Like most people, I like to travel. Unlike most people, I’ve always hated taking photos.
“But don’t you want them as memories?” I get asked after returning home from an extended solo trip.
I point at my head and say, smug: “Why do I need photos. It’s all in here.”
I make no bones about the fact I consider solo travel a selfish pursuit. It’s for you and about you. Thus why most people who do long-term solo travel are young, white and well-off – the kind of people who say stupid things like all their memories are safely stored forever in their brain.
The irony of course is that I spend my time studying neurodegeneration. I know perfectly well that memories fade, through time and disease, and that no one can possibly remember every sight, smell, sound from their time in a particular place.
So, the fact I don’t take photos is a personal choice, and stems from a lot more than a hubristic faith in the strength of my synapses.
Taking photos gives you something to share with the world, whether through snapchat/facebook/instagram or through a good old-fashioned pack of childhood holiday snaps. A photo lets you include someone, lets them see what you see, lets them share in your experience.
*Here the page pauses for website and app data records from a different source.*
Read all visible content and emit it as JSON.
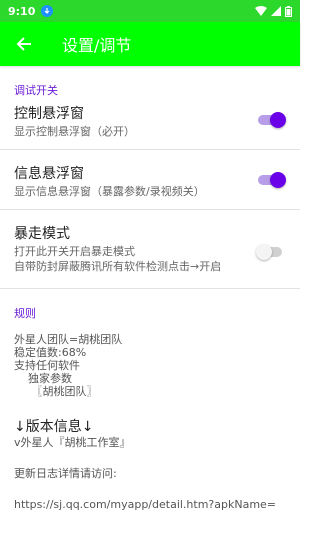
{
  "status_bar": {
    "time": "9:10",
    "notif_icon": "download-icon"
  },
  "app_bar": {
    "title": "设置/调节",
    "background_color": "#00ff00"
  },
  "sections": {
    "debug": {
      "header": "调试开关",
      "items": [
        {
          "title": "控制悬浮窗",
          "summary": "显示控制悬浮窗（必开）",
          "enabled": true
        },
        {
          "title": "信息悬浮窗",
          "summary": "显示信息悬浮窗（暴露参数/录视频关）",
          "enabled": true
        },
        {
          "title": "暴走模式",
          "summary": "打开此开关开启暴走模式\n自带防封屏蔽腾讯所有软件检测点击→开启",
          "enabled": false
        }
      ]
    },
    "rules": {
      "header": "规则",
      "text": "外星人团队=胡桃团队\n稳定值数:68%\n支持任何软件\n    独家参数\n     〖胡桃团队〗"
    },
    "version": {
      "title": "↓版本信息↓",
      "subtitle": "v外星人『胡桃工作室』"
    },
    "update": {
      "label": "更新日志详情请访问:",
      "url": "https://sj.qq.com/myapp/detail.htm?apkName="
    }
  },
  "colors": {
    "accent": "#6a00e8",
    "category_text": "#6a1bd6",
    "status_bar": "#2bd82b"
  }
}
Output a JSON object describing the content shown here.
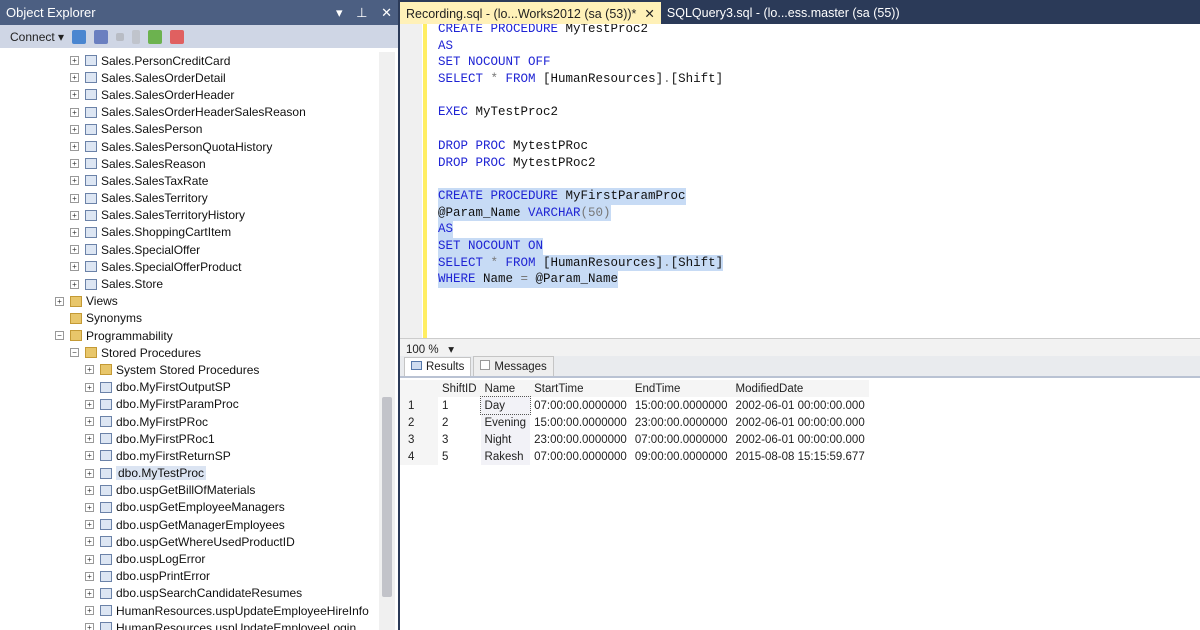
{
  "object_explorer": {
    "title": "Object Explorer",
    "controls": [
      "▾",
      "⊥",
      "✕"
    ],
    "connect_label": "Connect ▾",
    "tree": [
      {
        "label": "Sales.PersonCreditCard",
        "level": 2,
        "icon": "table-icon"
      },
      {
        "label": "Sales.SalesOrderDetail",
        "level": 2,
        "icon": "table-icon"
      },
      {
        "label": "Sales.SalesOrderHeader",
        "level": 2,
        "icon": "table-icon"
      },
      {
        "label": "Sales.SalesOrderHeaderSalesReason",
        "level": 2,
        "icon": "table-icon"
      },
      {
        "label": "Sales.SalesPerson",
        "level": 2,
        "icon": "table-icon"
      },
      {
        "label": "Sales.SalesPersonQuotaHistory",
        "level": 2,
        "icon": "table-icon"
      },
      {
        "label": "Sales.SalesReason",
        "level": 2,
        "icon": "table-icon"
      },
      {
        "label": "Sales.SalesTaxRate",
        "level": 2,
        "icon": "table-icon"
      },
      {
        "label": "Sales.SalesTerritory",
        "level": 2,
        "icon": "table-icon"
      },
      {
        "label": "Sales.SalesTerritoryHistory",
        "level": 2,
        "icon": "table-icon"
      },
      {
        "label": "Sales.ShoppingCartItem",
        "level": 2,
        "icon": "table-icon"
      },
      {
        "label": "Sales.SpecialOffer",
        "level": 2,
        "icon": "table-icon"
      },
      {
        "label": "Sales.SpecialOfferProduct",
        "level": 2,
        "icon": "table-icon"
      },
      {
        "label": "Sales.Store",
        "level": 2,
        "icon": "table-icon"
      },
      {
        "label": "Views",
        "level": 1,
        "icon": "folder-icon"
      },
      {
        "label": "Synonyms",
        "level": 1,
        "icon": "folder-icon",
        "noexp": true
      },
      {
        "label": "Programmability",
        "level": 1,
        "icon": "folder-icon",
        "open": true
      },
      {
        "label": "Stored Procedures",
        "level": 2,
        "icon": "folder-icon",
        "open": true
      },
      {
        "label": "System Stored Procedures",
        "level": 3,
        "icon": "folder-icon"
      },
      {
        "label": "dbo.MyFirstOutputSP",
        "level": 3,
        "icon": "procedure-icon"
      },
      {
        "label": "dbo.MyFirstParamProc",
        "level": 3,
        "icon": "procedure-icon"
      },
      {
        "label": "dbo.MyFirstPRoc",
        "level": 3,
        "icon": "procedure-icon"
      },
      {
        "label": "dbo.MyFirstPRoc1",
        "level": 3,
        "icon": "procedure-icon"
      },
      {
        "label": "dbo.myFirstReturnSP",
        "level": 3,
        "icon": "procedure-icon"
      },
      {
        "label": "dbo.MyTestProc",
        "level": 3,
        "icon": "procedure-icon",
        "selected": true
      },
      {
        "label": "dbo.uspGetBillOfMaterials",
        "level": 3,
        "icon": "procedure-icon"
      },
      {
        "label": "dbo.uspGetEmployeeManagers",
        "level": 3,
        "icon": "procedure-icon"
      },
      {
        "label": "dbo.uspGetManagerEmployees",
        "level": 3,
        "icon": "procedure-icon"
      },
      {
        "label": "dbo.uspGetWhereUsedProductID",
        "level": 3,
        "icon": "procedure-icon"
      },
      {
        "label": "dbo.uspLogError",
        "level": 3,
        "icon": "procedure-icon"
      },
      {
        "label": "dbo.uspPrintError",
        "level": 3,
        "icon": "procedure-icon"
      },
      {
        "label": "dbo.uspSearchCandidateResumes",
        "level": 3,
        "icon": "procedure-icon"
      },
      {
        "label": "HumanResources.uspUpdateEmployeeHireInfo",
        "level": 3,
        "icon": "procedure-icon"
      },
      {
        "label": "HumanResources.uspUpdateEmployeeLogin",
        "level": 3,
        "icon": "procedure-icon"
      }
    ]
  },
  "tabs": [
    {
      "label": "Recording.sql - (lo...Works2012 (sa (53))*",
      "active": true,
      "close": "✕"
    },
    {
      "label": "SQLQuery3.sql - (lo...ess.master (sa (55))"
    }
  ],
  "editor": {
    "lines": [
      {
        "tokens": [
          [
            "kw",
            "CREATE PROCEDURE "
          ],
          [
            "fn",
            "MyTestProc2"
          ]
        ]
      },
      {
        "tokens": [
          [
            "kw",
            "AS"
          ]
        ]
      },
      {
        "tokens": [
          [
            "kw",
            "SET NOCOUNT OFF"
          ]
        ]
      },
      {
        "tokens": [
          [
            "kw",
            "SELECT "
          ],
          [
            "gr",
            "* "
          ],
          [
            "kw",
            "FROM "
          ],
          [
            "fn",
            "[HumanResources]"
          ],
          [
            "gr",
            "."
          ],
          [
            "fn",
            "[Shift]"
          ]
        ]
      },
      {
        "tokens": []
      },
      {
        "tokens": [
          [
            "kw",
            "EXEC "
          ],
          [
            "fn",
            "MyTestProc2"
          ]
        ]
      },
      {
        "tokens": []
      },
      {
        "tokens": [
          [
            "kw",
            "DROP PROC "
          ],
          [
            "fn",
            "MytestPRoc"
          ]
        ]
      },
      {
        "tokens": [
          [
            "kw",
            "DROP PROC "
          ],
          [
            "fn",
            "MytestPRoc2"
          ]
        ]
      },
      {
        "tokens": []
      },
      {
        "tokens": [
          [
            "kw",
            "CREATE PROCEDURE "
          ],
          [
            "fn",
            "MyFirstParamProc"
          ]
        ],
        "selected": true
      },
      {
        "tokens": [
          [
            "fn",
            "@Param_Name "
          ],
          [
            "kw",
            "VARCHAR"
          ],
          [
            "gr",
            "(50)"
          ]
        ],
        "selected": true
      },
      {
        "tokens": [
          [
            "kw",
            "AS"
          ]
        ],
        "selected": true
      },
      {
        "tokens": [
          [
            "kw",
            "SET NOCOUNT ON"
          ]
        ],
        "selected": true
      },
      {
        "tokens": [
          [
            "kw",
            "SELECT "
          ],
          [
            "gr",
            "* "
          ],
          [
            "kw",
            "FROM "
          ],
          [
            "fn",
            "[HumanResources]"
          ],
          [
            "gr",
            "."
          ],
          [
            "fn",
            "[Shift]"
          ]
        ],
        "selected": true
      },
      {
        "tokens": [
          [
            "kw",
            "WHERE "
          ],
          [
            "fn",
            "Name "
          ],
          [
            "gr",
            "= "
          ],
          [
            "fn",
            "@Param_Name"
          ]
        ],
        "selected": true
      }
    ]
  },
  "zoom": "100 %",
  "result_tabs": [
    "Results",
    "Messages"
  ],
  "results": {
    "columns": [
      "ShiftID",
      "Name",
      "StartTime",
      "EndTime",
      "ModifiedDate"
    ],
    "rows": [
      [
        "1",
        "1",
        "Day",
        "07:00:00.0000000",
        "15:00:00.0000000",
        "2002-06-01 00:00:00.000"
      ],
      [
        "2",
        "2",
        "Evening",
        "15:00:00.0000000",
        "23:00:00.0000000",
        "2002-06-01 00:00:00.000"
      ],
      [
        "3",
        "3",
        "Night",
        "23:00:00.0000000",
        "07:00:00.0000000",
        "2002-06-01 00:00:00.000"
      ],
      [
        "4",
        "5",
        "Rakesh",
        "07:00:00.0000000",
        "09:00:00.0000000",
        "2015-08-08 15:15:59.677"
      ]
    ]
  }
}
Taking photos gives you a memento to remember something by. It’s a souvenir of an experience. A photo of your new hostel friends or of this amazing streetfood stall you ate at or of that waterfall you chanced across hiking in the arse end of nowhere. That photo captures a moment, reifies the experience as something worth remembering.
Taking photos gives you a means to be creative and express yourself. Humans are visual animals with a beautifully evolved camera and photographer we call the eye and brain. A photo, then, is a way of being selective, being appreciative, being artistic, a way of putting your own stamp and personality onto an experience.
I hate looking at other people’s photos. While I love reading travel writing, I find looking through other people’s holiday snaps on facebook or in the flesh tiresome. I find many (but not all) visuals-heavy travel blogs to be fleeting and insubstantial. I don’t care about seeing a substandard pic of an experience when I could wait til one day to hopefully experience it myself. So I struggle to understand why anyone would want to see my photos were I to take lots of them!
I hate that taking photos can make you see the world through a lens. You end up focussing more on the photo than the moment. You’re not experiencing the world for yourself. You’re experiencing it for those back home, the people who’ll see your pics on facebook and instagram. You risk treating photos like the proof you’ve done these things, as evidence not experiences. When I woke up early one morning to watch the hot air balloons rise above the skies in Cappadocia, Turkey, I was depressed to see everyone wandering around with cameras and selfie sticks, soaking up the experience through their screens.
I hate that the easy availability of amazing photography online has made the world seem unsurprising, unbeautiful by comparison. Think of the increasingly elaborate BBC Nature documentaries, which make seeing an animal in the wild but a shadow of the excitement and elegance of iPlayer. And the awe-inspiring travel photos found on Instagram that make your own photos look shite in comparison. Because, for most of us, we can only ever dream of capturing a pale imitation of the people, the place, photos that will forever be unsatisfactory.
But life, like photography, is rarely black and white. I spend much of my working day looking down a microscope. The point of microscopy is to look deeper into things. This is what photos can do – they can uncover the beauty In the mundane, pick out the truth among confusion, they can expose the good and the bad, they can change the world. Think of the infamous photo of the emaciated Fikret Alić taken in 1992 by journalist Ed Vulliamy at the Trnopolje concentration camp in Bosnia, which exposed to the world the atrocities committed by the Serbs against Muslims and Croats during the Bosnian. This single photo said more than ten thousand articles.
In my field, biologists use advanced imaging techniques to unveil the inner workings of nature, exploiting high-tech microscopes and genetic techniques to visualize cellular processes, focussing in on the formerly hidden, trying to create the truest picture of the world we can.
These are photos with a purpose. This isn’t mere stamp-collecting.
Yet stamp-collecting is what travel photography can fall in to. Ticking landmarks off a list and collecting destinations. Here is me with today’s tour buddies uploaded to twitter, here is me at Machu Picchu as my facebook cover photo, here is me with authentic local person put on tinder to make me look worldly, here is me eating delicious home-made national cuisine uploaded to Instagram, here is me and my amazing life, wandering the world, one photo op at a time.
Ultimate, the reason I took very few photos was because I never felt the need to share my experiences. They were mine. Yet, though I never cared about showing people my photos, I did care about telling my stories.
But now I am deciding to write about life and travel and science and islands and more. And I realize that my words, as vivid as they may be, mean little without something visual to ground them. The magic of the printed word is that it can convey every sense and sensation, yet humans are above all visual and auditory animals. The text tells the story as if speaking to you, but the photo shows the story as if you’re seeing – the photo puts the reader in the active, not passive, position.
Another New Year’s Resolution, then. I’m going to break the habit of a lifetime. I’m going to look at the world through my eyes. I’m going to image the world as I image my cells, to uncover its workings and connections. I’m going to take some photos – and, call me crazy, share them on social media.